Lottery – History

The lottery is a form of gambling that involves the drawing of numbers or symbols for a prize. It is operated by state governments or private corporations and relies on chance for its outcome. Historically, the prizes have been money or goods. Modern lotteries are often combined with a sports event or other popular attraction. Many states regulate the operation of their lotteries, and some limit the age of players. Others have banned them altogether.

In the United States, there are 48 state-regulated lotteries, and two major national games: Powerball and Mega Millions. In addition, the federal government regulates charitable lotteries that raise funds for specific programs. Despite these restrictions, the lottery is still a significant source of revenue for many states.

Lottery – History

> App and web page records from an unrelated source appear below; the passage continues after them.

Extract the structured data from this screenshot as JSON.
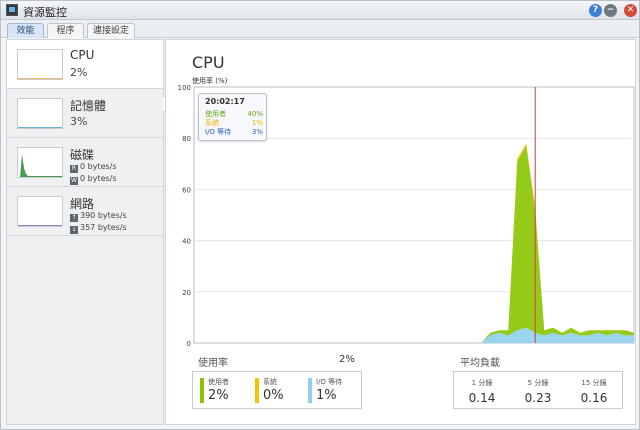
{
  "window": {
    "title": "資源監控",
    "controls": {
      "help": "?",
      "minimize": "−",
      "close": "✕"
    }
  },
  "tabs": [
    {
      "label": "效能",
      "active": true
    },
    {
      "label": "程序",
      "active": false
    },
    {
      "label": "連接設定",
      "active": false
    }
  ],
  "sidebar": {
    "items": [
      {
        "name": "CPU",
        "value": "2%",
        "color": "#f0a030",
        "icon": "cpu-thumbnail"
      },
      {
        "name": "記憶體",
        "value": "3%",
        "color": "#3d98c8",
        "icon": "memory-thumbnail"
      },
      {
        "name": "磁碟",
        "read": "0 bytes/s",
        "write": "0 bytes/s",
        "read_icon": "R",
        "write_icon": "W",
        "color": "#3a8a3a",
        "icon": "disk-thumbnail"
      },
      {
        "name": "網路",
        "upload": "390 bytes/s",
        "download": "357 bytes/s",
        "upload_icon": "↑",
        "download_icon": "↓",
        "color": "#7a52b8",
        "icon": "network-thumbnail"
      }
    ]
  },
  "main": {
    "title": "CPU",
    "ylabel": "使用率 (%)",
    "tooltip": {
      "time": "20:02:17",
      "rows": [
        {
          "label": "使用者",
          "value": "40%",
          "color": "#6aa718"
        },
        {
          "label": "系統",
          "value": "1%",
          "color": "#e8b400"
        },
        {
          "label": "I/O 等待",
          "value": "3%",
          "color": "#2a63b8"
        }
      ]
    },
    "usage": {
      "label": "使用率",
      "total": "2%",
      "metrics": [
        {
          "name": "使用者",
          "value": "2%",
          "color": "#8bc400"
        },
        {
          "name": "系統",
          "value": "0%",
          "color": "#f2c500"
        },
        {
          "name": "I/O 等待",
          "value": "1%",
          "color": "#8fd0ee"
        }
      ]
    },
    "load": {
      "label": "平均負載",
      "items": [
        {
          "name": "1 分鐘",
          "value": "0.14"
        },
        {
          "name": "5 分鐘",
          "value": "0.23"
        },
        {
          "name": "15 分鐘",
          "value": "0.16"
        }
      ]
    }
  },
  "chart_data": {
    "type": "area",
    "ylim": [
      0,
      100
    ],
    "yticks": [
      "0",
      "20",
      "40",
      "60",
      "80",
      "100"
    ],
    "grid": true,
    "cursor_index": 38,
    "x_count": 50,
    "series": [
      {
        "name": "使用者",
        "color": "#8bc400",
        "values": [
          0,
          0,
          0,
          0,
          0,
          0,
          0,
          0,
          0,
          0,
          0,
          0,
          0,
          0,
          0,
          0,
          0,
          0,
          0,
          0,
          0,
          0,
          0,
          0,
          0,
          0,
          0,
          0,
          0,
          0,
          0,
          0,
          0,
          1,
          1,
          2,
          66,
          71,
          48,
          2,
          2,
          1,
          2,
          1,
          2,
          1,
          2,
          1,
          2,
          1
        ]
      },
      {
        "name": "系統",
        "color": "#f2c500",
        "values": [
          0,
          0,
          0,
          0,
          0,
          0,
          0,
          0,
          0,
          0,
          0,
          0,
          0,
          0,
          0,
          0,
          0,
          0,
          0,
          0,
          0,
          0,
          0,
          0,
          0,
          0,
          0,
          0,
          0,
          0,
          0,
          0,
          0,
          0,
          0,
          0,
          1,
          1,
          1,
          0,
          0,
          0,
          0,
          0,
          0,
          0,
          0,
          0,
          0,
          0
        ]
      },
      {
        "name": "I/O 等待",
        "color": "#8fd0ee",
        "values": [
          0,
          0,
          0,
          0,
          0,
          0,
          0,
          0,
          0,
          0,
          0,
          0,
          0,
          0,
          0,
          0,
          0,
          0,
          0,
          0,
          0,
          0,
          0,
          0,
          0,
          0,
          0,
          0,
          0,
          0,
          0,
          0,
          0,
          3,
          4,
          3,
          5,
          6,
          4,
          3,
          4,
          3,
          4,
          3,
          3,
          4,
          3,
          4,
          3,
          3
        ]
      }
    ]
  }
}
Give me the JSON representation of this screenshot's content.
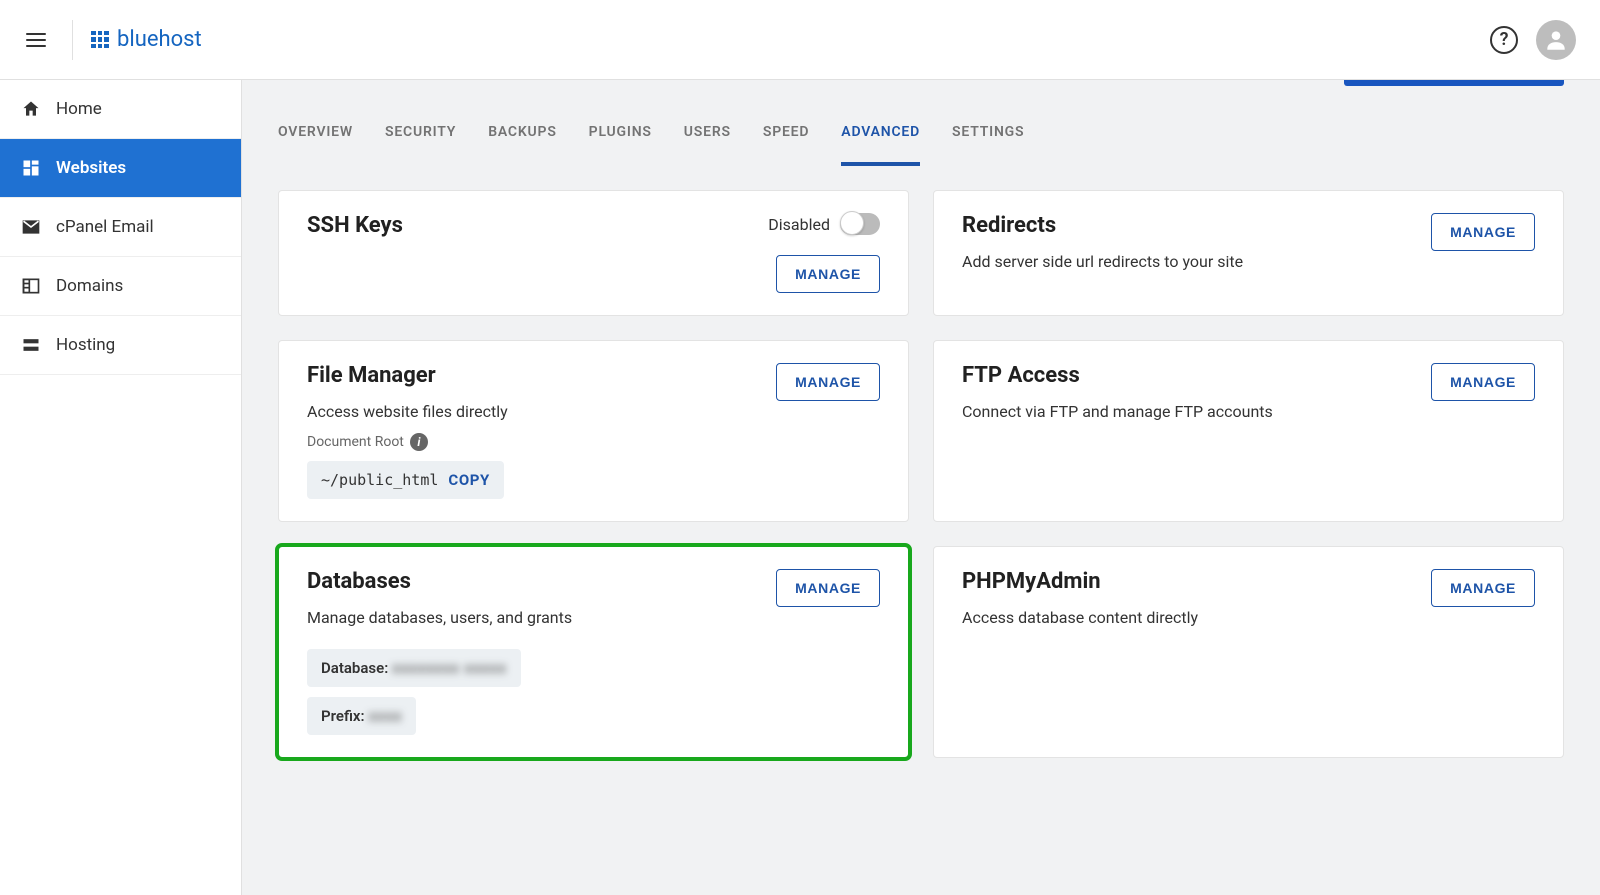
{
  "brand": {
    "name": "bluehost"
  },
  "sidebar": {
    "items": [
      {
        "label": "Home",
        "icon": "home-icon",
        "active": false
      },
      {
        "label": "Websites",
        "icon": "dashboard-icon",
        "active": true
      },
      {
        "label": "cPanel Email",
        "icon": "email-icon",
        "active": false
      },
      {
        "label": "Domains",
        "icon": "domain-icon",
        "active": false
      },
      {
        "label": "Hosting",
        "icon": "hosting-icon",
        "active": false
      }
    ]
  },
  "tabs": [
    {
      "label": "OVERVIEW",
      "active": false
    },
    {
      "label": "SECURITY",
      "active": false
    },
    {
      "label": "BACKUPS",
      "active": false
    },
    {
      "label": "PLUGINS",
      "active": false
    },
    {
      "label": "USERS",
      "active": false
    },
    {
      "label": "SPEED",
      "active": false
    },
    {
      "label": "ADVANCED",
      "active": true
    },
    {
      "label": "SETTINGS",
      "active": false
    }
  ],
  "cards": {
    "ssh": {
      "title": "SSH Keys",
      "toggle": {
        "label": "Disabled",
        "state": false
      },
      "manage": "MANAGE"
    },
    "redirects": {
      "title": "Redirects",
      "desc": "Add server side url redirects to your site",
      "manage": "MANAGE"
    },
    "file": {
      "title": "File Manager",
      "desc": "Access website files directly",
      "doc_root_label": "Document Root",
      "doc_root_path": "~/public_html",
      "copy": "COPY",
      "manage": "MANAGE"
    },
    "ftp": {
      "title": "FTP Access",
      "desc": "Connect via FTP and manage FTP accounts",
      "manage": "MANAGE"
    },
    "db": {
      "title": "Databases",
      "desc": "Manage databases, users, and grants",
      "database_label": "Database:",
      "database_value": "xxxxxxxx xxxxx",
      "prefix_label": "Prefix:",
      "prefix_value": "xxxx",
      "manage": "MANAGE"
    },
    "pma": {
      "title": "PHPMyAdmin",
      "desc": "Access database content directly",
      "manage": "MANAGE"
    }
  }
}
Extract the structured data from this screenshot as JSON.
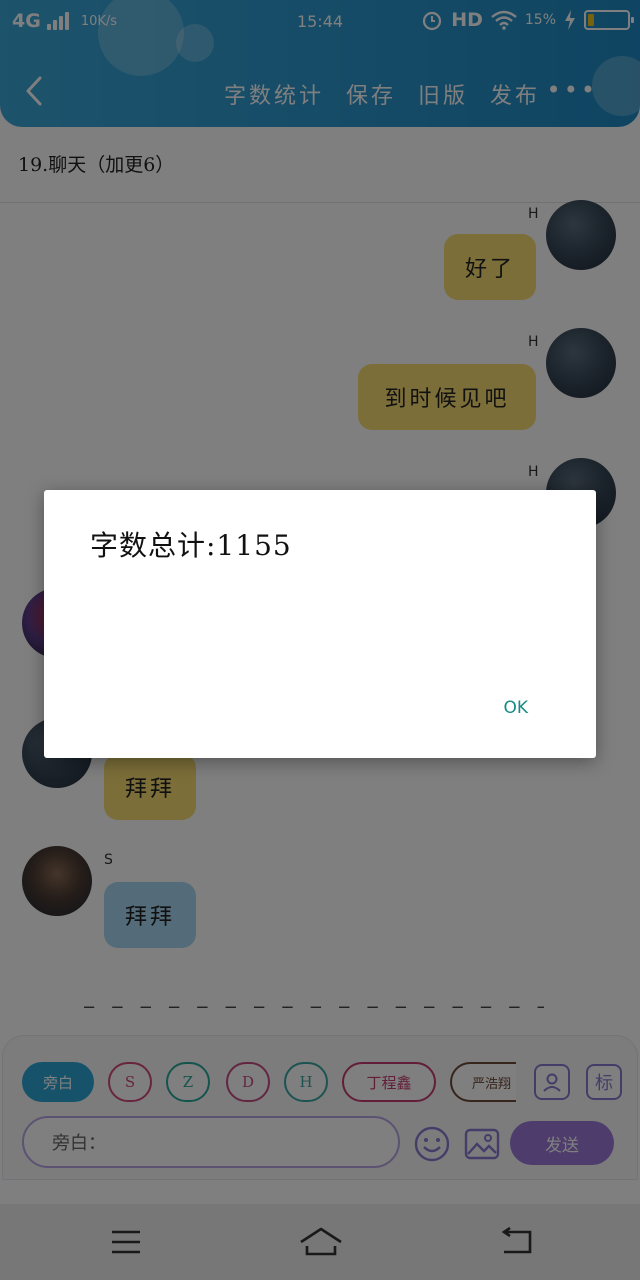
{
  "statusbar": {
    "network": "4G",
    "speed": "10K/s",
    "time": "15:44",
    "hd": "HD",
    "battery_pct": "15%"
  },
  "nav": {
    "back_icon": "chevron-left-icon",
    "items": [
      "字数统计",
      "保存",
      "旧版",
      "发布"
    ],
    "more": "•••"
  },
  "doc_title": "19.聊天（加更6）",
  "messages": [
    {
      "sender": "H",
      "text": "好了",
      "side": "right",
      "color": "yellow"
    },
    {
      "sender": "H",
      "text": "到时候见吧",
      "side": "right",
      "color": "yellow"
    },
    {
      "sender": "H",
      "text": "",
      "side": "right",
      "color": "yellow"
    },
    {
      "sender": "",
      "text": "",
      "side": "left",
      "color": "yellow"
    },
    {
      "sender": "",
      "text": "拜拜",
      "side": "left",
      "color": "yellow"
    },
    {
      "sender": "S",
      "text": "拜拜",
      "side": "left",
      "color": "blue"
    }
  ],
  "dashes": "_ _ _ _ _ _ _ _ _ _ _ _ _ _ _ _ _",
  "role_chips": [
    "旁白",
    "S",
    "Z",
    "D",
    "H",
    "丁程鑫",
    "严浩翔"
  ],
  "input": {
    "value": "旁白："
  },
  "send_label": "发送",
  "tag_label": "标",
  "dialog": {
    "message": "字数总计:1155",
    "ok_label": "OK"
  },
  "colors": {
    "header": "#2f9bd0",
    "bubble_yellow": "#f7dc72",
    "bubble_blue": "#a9d7f2",
    "send": "#9b78d9",
    "ok": "#1a8a86"
  }
}
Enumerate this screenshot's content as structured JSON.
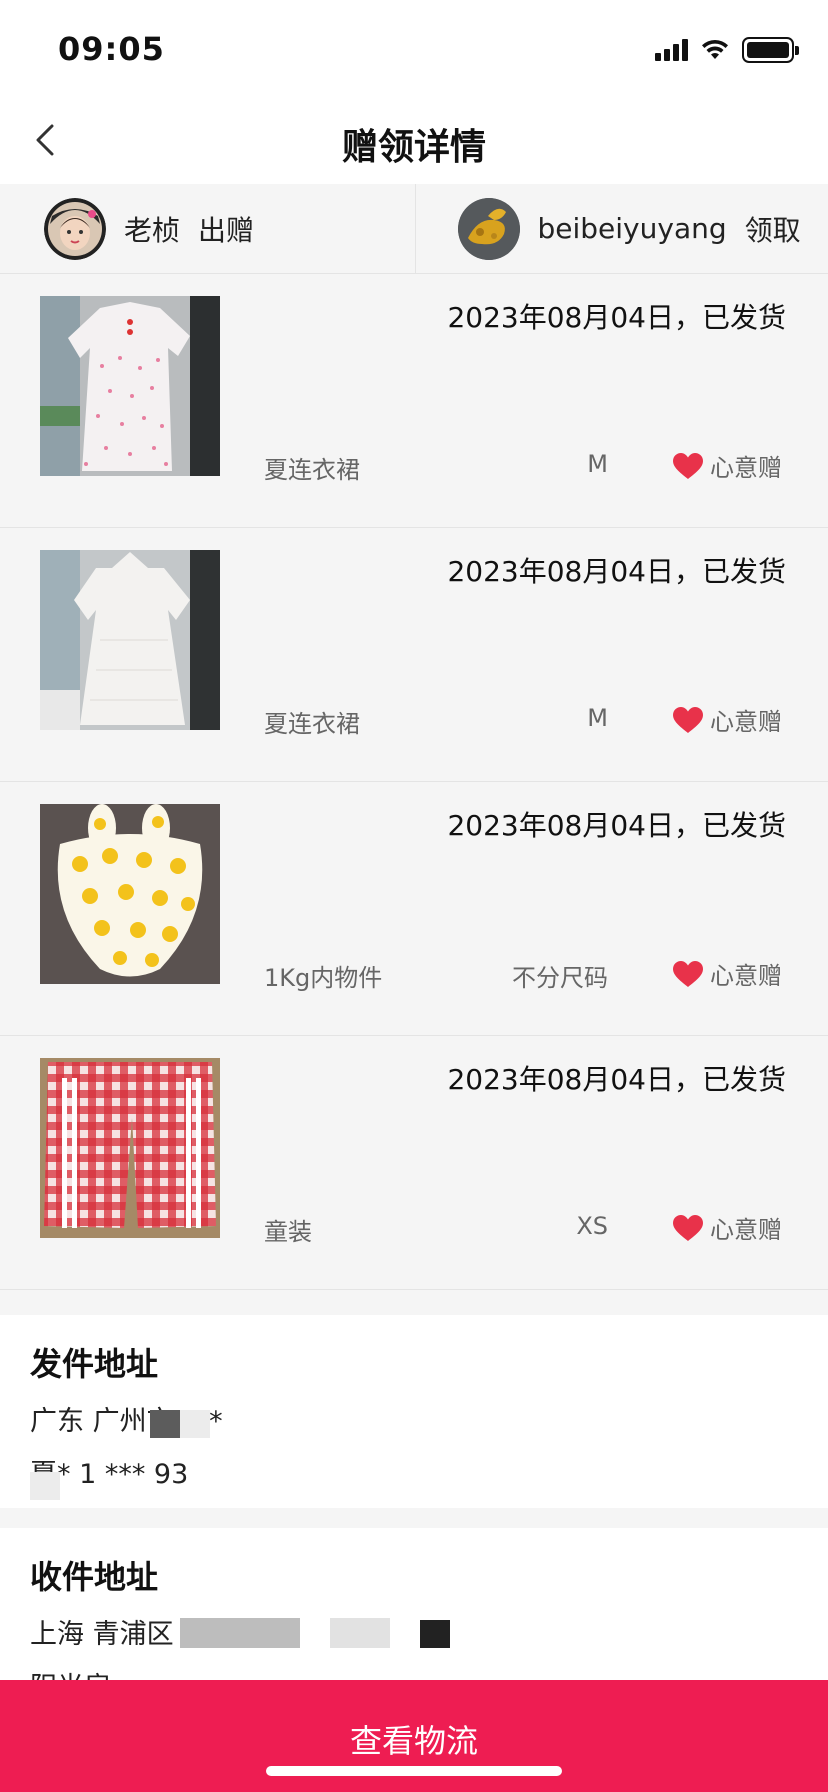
{
  "status_bar": {
    "time": "09:05"
  },
  "nav": {
    "title": "赠领详情"
  },
  "parties": {
    "giver": {
      "name": "老桢",
      "action": "出赠"
    },
    "receiver": {
      "name": "beibeiyuyang",
      "action": "领取"
    }
  },
  "items": [
    {
      "date": "2023年08月04日，已发货",
      "name": "夏连衣裙",
      "size": "M",
      "gift_type": "心意赠"
    },
    {
      "date": "2023年08月04日，已发货",
      "name": "夏连衣裙",
      "size": "M",
      "gift_type": "心意赠"
    },
    {
      "date": "2023年08月04日，已发货",
      "name": "1Kg内物件",
      "size": "不分尺码",
      "gift_type": "心意赠"
    },
    {
      "date": "2023年08月04日，已发货",
      "name": "童装",
      "size": "XS",
      "gift_type": "心意赠"
    }
  ],
  "sender_address": {
    "title": "发件地址",
    "line1": "广东 广州市 ***",
    "line2": "夏* 1 *** 93"
  },
  "receiver_address": {
    "title": "收件地址",
    "line1": "上海 青浦区 号",
    "line2": "阳光房"
  },
  "bottom": {
    "button_label": "查看物流"
  },
  "colors": {
    "accent": "#ee1d52",
    "heart": "#e8324a",
    "background": "#f5f5f5"
  }
}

The term “lottery” derives from the Dutch word for drawing lots, though it may have been borrowed from Middle English loterie. The earliest state-sponsored lotteries in Europe began in the early 15th century, and the first English lottery was held in 1669. State lotteries have grown dramatically since then, with ticket sales now exceeding $1 billion per week. The growth of the lottery industry has also been fueled by technological changes in computer systems, mobile phones and online games.

To ensure that the results of a lottery are random, it is necessary to thoroughly mix all the tickets and their counterfoils prior to the drawing. This is usually done by shaking or tossing the pool of tickets, but electronic devices such as computers have become widely used for this purpose. In addition, it is important to keep the tickets from tampering. This can be accomplished by enclosing them in secure containers or ensuring that no one is watching them.

When choosing a prize, it is important to choose something that will attract people to play the lottery. This can be a large cash prize or merchandise, such as sports team uniforms and celebrity autographs. Some state lotteries offer merchandising partnerships with companies that want to promote their products through association with a high-profile event or game. For example, New Jersey’s winning ticket in June 2008 included a Harley-Davidson motorcycle as the top prize.

The short story, The Lottery, by Shirley Jackson, is about a rural American village and its traditions. The unfolding events of the story reveal humankind’s hypocrisy and evil nature. The characters in the story greeted each other and exchanged bits of gossip while “manhandling each other without a flinch of pity.” Jackson shows how oppressive norms can destroy an individual’s hope for liberation, and she depicts these actions in a setting that seems friendly. Nevertheless, they are evil actions that ultimately lead to disaster.